Earlier this year, North Carolina became just the fourth state in the nation to top 1,000 megawatts of installed solar capacity, trailing only California, Arizona and New Jersey as America’s solar leaders. But despite the state’s rapid progress, the looming expiration of the federal investment tax credit for solar energy is creating angst in the marketplace, threatening to eliminate good-paying jobs statewide.
It’s no coincidence that North Carolina is ranked No. 1 in the entire South in installed solar capacity. Effective public policies, like the state’s investment tax credit, renewable energy portfolio standards and the federal investment tax credit, are paying huge dividends for the state’s economy, creating thousands of new jobs and generating hundreds of millions of dollars a year in economic activity.
Powered by a booming utility-scale market, North Carolina added 58 megawatts of new solar capacity in the first quarter of this year, bringing its statewide total to 1,011 MW — enough to power nearly 110,000 homes. Most impressively, the 58 megawatts added represents a robust 66 percent increase over the same quarter last year.
The report went on to point out that North Carolina had increases in Q1 across all solar sectors, with installed residential and commercial system prices dropping 12 percent in the last year — and down nearly 50 percent since 2010. All totaled, $95 million was invested in North Carolina in the first quarter in new solar installations — and $747 million since the beginning of 2014.
A lot of this economic activity is a direct result of the federal investment tax credit. Consider what’s occurred since it was enacted in 2006:
— 150,000 new solar jobs have been added across America.
— Enough new solar has come online to power 4 million homes.
— More than $66 billion has been invested in new solar installations.
— And one-third of all new electricity added to the U.S. grid last year came from solar.
North Carolina has benefitted greatly from this ramped up activity, with thousands of new jobs being created statewide. To put North Carolina’s remarkable progress in some context, the 1,011 megawatts of solar installed in the state today is twice as much as the entire country had in 2004.
Currently, there are 177 solar companies at work throughout the value chain in North Carolina, employing more than 5,600 people.
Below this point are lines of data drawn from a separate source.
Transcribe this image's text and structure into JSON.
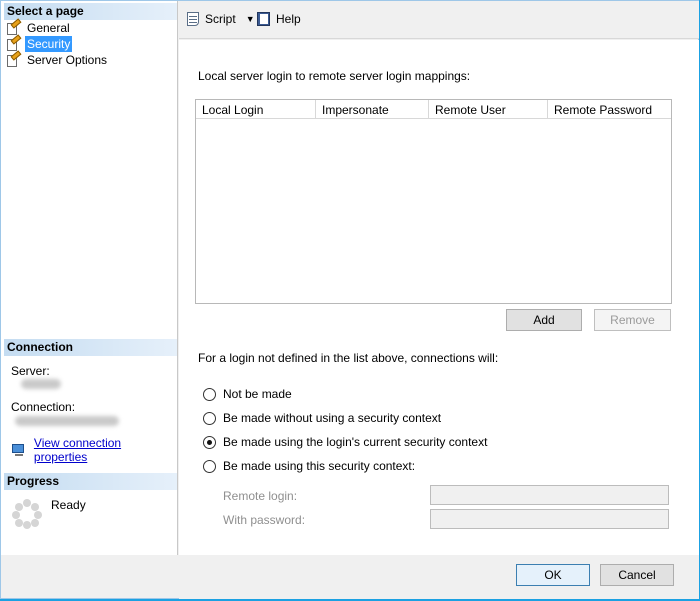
{
  "sidebar": {
    "select_page_title": "Select a page",
    "pages": [
      {
        "label": "General"
      },
      {
        "label": "Security"
      },
      {
        "label": "Server Options"
      }
    ],
    "connection_title": "Connection",
    "server_label": "Server:",
    "connection_label": "Connection:",
    "view_connection_link": "View connection properties",
    "progress_title": "Progress",
    "progress_status": "Ready"
  },
  "toolbar": {
    "script_label": "Script",
    "help_label": "Help"
  },
  "main": {
    "mapping_label": "Local server login to remote server login mappings:",
    "grid_columns": [
      "Local Login",
      "Impersonate",
      "Remote User",
      "Remote Password"
    ],
    "add_button": "Add",
    "remove_button": "Remove",
    "for_login_label": "For a login not defined in the list above, connections will:",
    "options": [
      {
        "label": "Not be made",
        "checked": false
      },
      {
        "label": "Be made without using a security context",
        "checked": false
      },
      {
        "label": "Be made using the login's current security context",
        "checked": true
      },
      {
        "label": "Be made using this security context:",
        "checked": false
      }
    ],
    "remote_login_label": "Remote login:",
    "with_password_label": "With password:",
    "remote_login_value": "",
    "with_password_value": ""
  },
  "footer": {
    "ok_button": "OK",
    "cancel_button": "Cancel"
  }
}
What’s more, from an environmental perspective, solar installations in North Carolina are helping to offset more than 1 million metric tons of harmful carbon emissions, which is the equivalent of removing 200,000 cars off the state’s roads and highways.
As it stands now, the 30 percent federal investment tax credit will expire at the end of 2016, threatening to derail the rapid progress solar energy is making across North Carolina. By contrast, competing energy sources, such as fossil fuels, have had preferential treatment in the U.S. tax code for up to 100 years, while solar has had the federal investment tax credit as an incentive for private investment for less than 10.
As an industry, we’re strongly urging North Carolina’s congressional delegation to support extending the investment tax credit for at least five years. By then, many analysts are predicting, solar will reach grid parity in most electricity markets, helping to create a level playing field among energy producers, which will benefit consumers, the U.S. economy and our environment. That’s a win-win in anyone’s book.
Rhone Resch is president and CEO of the Solar Energy Industries Association.